### DATA EXCERPTS

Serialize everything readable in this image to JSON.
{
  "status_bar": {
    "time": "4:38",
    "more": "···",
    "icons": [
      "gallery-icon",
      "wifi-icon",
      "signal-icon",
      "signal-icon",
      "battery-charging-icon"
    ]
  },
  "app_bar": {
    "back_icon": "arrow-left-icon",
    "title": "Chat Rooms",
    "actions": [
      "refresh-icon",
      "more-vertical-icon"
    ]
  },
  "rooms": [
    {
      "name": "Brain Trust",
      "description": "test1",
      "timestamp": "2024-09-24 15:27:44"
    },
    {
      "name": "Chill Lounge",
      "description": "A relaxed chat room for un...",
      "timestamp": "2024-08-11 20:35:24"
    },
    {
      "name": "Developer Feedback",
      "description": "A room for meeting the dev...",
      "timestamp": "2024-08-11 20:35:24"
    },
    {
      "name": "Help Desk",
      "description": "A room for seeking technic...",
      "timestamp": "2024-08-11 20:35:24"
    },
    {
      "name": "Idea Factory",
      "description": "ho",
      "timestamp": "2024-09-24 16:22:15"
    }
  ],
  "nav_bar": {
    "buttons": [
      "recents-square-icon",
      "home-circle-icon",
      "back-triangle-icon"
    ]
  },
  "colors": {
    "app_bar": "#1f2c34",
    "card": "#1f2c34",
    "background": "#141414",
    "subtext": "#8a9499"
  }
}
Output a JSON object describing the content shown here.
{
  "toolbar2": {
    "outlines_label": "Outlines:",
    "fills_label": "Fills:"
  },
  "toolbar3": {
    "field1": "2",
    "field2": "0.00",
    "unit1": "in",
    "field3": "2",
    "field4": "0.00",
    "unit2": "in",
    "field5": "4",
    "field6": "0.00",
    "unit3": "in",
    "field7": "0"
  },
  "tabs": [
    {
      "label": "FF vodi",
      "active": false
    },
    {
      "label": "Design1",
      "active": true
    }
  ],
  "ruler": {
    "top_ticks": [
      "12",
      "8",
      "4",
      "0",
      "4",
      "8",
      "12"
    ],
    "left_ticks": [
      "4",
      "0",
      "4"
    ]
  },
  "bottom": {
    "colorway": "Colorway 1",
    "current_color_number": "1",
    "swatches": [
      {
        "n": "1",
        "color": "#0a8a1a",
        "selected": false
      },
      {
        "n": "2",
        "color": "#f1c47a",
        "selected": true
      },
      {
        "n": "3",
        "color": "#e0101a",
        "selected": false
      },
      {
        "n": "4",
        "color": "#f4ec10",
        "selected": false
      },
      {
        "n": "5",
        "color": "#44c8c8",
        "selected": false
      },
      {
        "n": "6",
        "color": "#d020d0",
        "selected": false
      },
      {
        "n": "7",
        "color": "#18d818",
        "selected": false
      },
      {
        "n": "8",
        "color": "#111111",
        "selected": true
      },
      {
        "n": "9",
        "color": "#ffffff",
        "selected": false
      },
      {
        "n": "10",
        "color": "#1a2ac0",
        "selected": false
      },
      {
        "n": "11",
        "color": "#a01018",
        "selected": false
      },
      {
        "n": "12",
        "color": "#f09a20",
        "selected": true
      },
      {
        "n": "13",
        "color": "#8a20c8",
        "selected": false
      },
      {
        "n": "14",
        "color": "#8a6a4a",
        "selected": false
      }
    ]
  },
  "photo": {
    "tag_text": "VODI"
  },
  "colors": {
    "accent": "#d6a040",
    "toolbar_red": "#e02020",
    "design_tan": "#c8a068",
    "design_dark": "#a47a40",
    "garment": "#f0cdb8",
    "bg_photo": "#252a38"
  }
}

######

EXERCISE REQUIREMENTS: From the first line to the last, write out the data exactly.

TASK RESULT:
Serialize everything readable in this image to JSON.
{
  "status_bar": {
    "time": "4:38",
    "more": "···",
    "icons": [
      "gallery-icon",
      "wifi-icon",
      "signal-icon",
      "signal-icon",
      "battery-charging-icon"
    ]
  },
  "app_bar": {
    "back_icon": "arrow-left-icon",
    "title": "Chat Rooms",
    "actions": [
      "refresh-icon",
      "more-vertical-icon"
    ]
  },
  "rooms": [
    {
      "name": "Brain Trust",
      "description": "test1",
      "timestamp": "2024-09-24 15:27:44"
    },
    {
      "name": "Chill Lounge",
      "description": "A relaxed chat room for un...",
      "timestamp": "2024-08-11 20:35:24"
    },
    {
      "name": "Developer Feedback",
      "description": "A room for meeting the dev...",
      "timestamp": "2024-08-11 20:35:24"
    },
    {
      "name": "Help Desk",
      "description": "A room for seeking technic...",
      "timestamp": "2024-08-11 20:35:24"
    },
    {
      "name": "Idea Factory",
      "description": "ho",
      "timestamp": "2024-09-24 16:22:15"
    }
  ],
  "nav_bar": {
    "buttons": [
      "recents-square-icon",
      "home-circle-icon",
      "back-triangle-icon"
    ]
  },
  "colors": {
    "app_bar": "#1f2c34",
    "card": "#1f2c34",
    "background": "#141414",
    "subtext": "#8a9499"
  }
}
Output a JSON object describing the content shown here.
{
  "toolbar2": {
    "outlines_label": "Outlines:",
    "fills_label": "Fills:"
  },
  "toolbar3": {
    "field1": "2",
    "field2": "0.00",
    "unit1": "in",
    "field3": "2",
    "field4": "0.00",
    "unit2": "in",
    "field5": "4",
    "field6": "0.00",
    "unit3": "in",
    "field7": "0"
  },
  "tabs": [
    {
      "label": "FF vodi",
      "active": false
    },
    {
      "label": "Design1",
      "active": true
    }
  ],
  "ruler": {
    "top_ticks": [
      "12",
      "8",
      "4",
      "0",
      "4",
      "8",
      "12"
    ],
    "left_ticks": [
      "4",
      "0",
      "4"
    ]
  },
  "bottom": {
    "colorway": "Colorway 1",
    "current_color_number": "1",
    "swatches": [
      {
        "n": "1",
        "color": "#0a8a1a",
        "selected": false
      },
      {
        "n": "2",
        "color": "#f1c47a",
        "selected": true
      },
      {
        "n": "3",
        "color": "#e0101a",
        "selected": false
      },
      {
        "n": "4",
        "color": "#f4ec10",
        "selected": false
      },
      {
        "n": "5",
        "color": "#44c8c8",
        "selected": false
      },
      {
        "n": "6",
        "color": "#d020d0",
        "selected": false
      },
      {
        "n": "7",
        "color": "#18d818",
        "selected": false
      },
      {
        "n": "8",
        "color": "#111111",
        "selected": true
      },
      {
        "n": "9",
        "color": "#ffffff",
        "selected": false
      },
      {
        "n": "10",
        "color": "#1a2ac0",
        "selected": false
      },
      {
        "n": "11",
        "color": "#a01018",
        "selected": false
      },
      {
        "n": "12",
        "color": "#f09a20",
        "selected": true
      },
      {
        "n": "13",
        "color": "#8a20c8",
        "selected": false
      },
      {
        "n": "14",
        "color": "#8a6a4a",
        "selected": false
      }
    ]
  },
  "photo": {
    "tag_text": "VODI"
  },
  "colors": {
    "accent": "#d6a040",
    "toolbar_red": "#e02020",
    "design_tan": "#c8a068",
    "design_dark": "#a47a40",
    "garment": "#f0cdb8",
    "bg_photo": "#252a38"
  }
}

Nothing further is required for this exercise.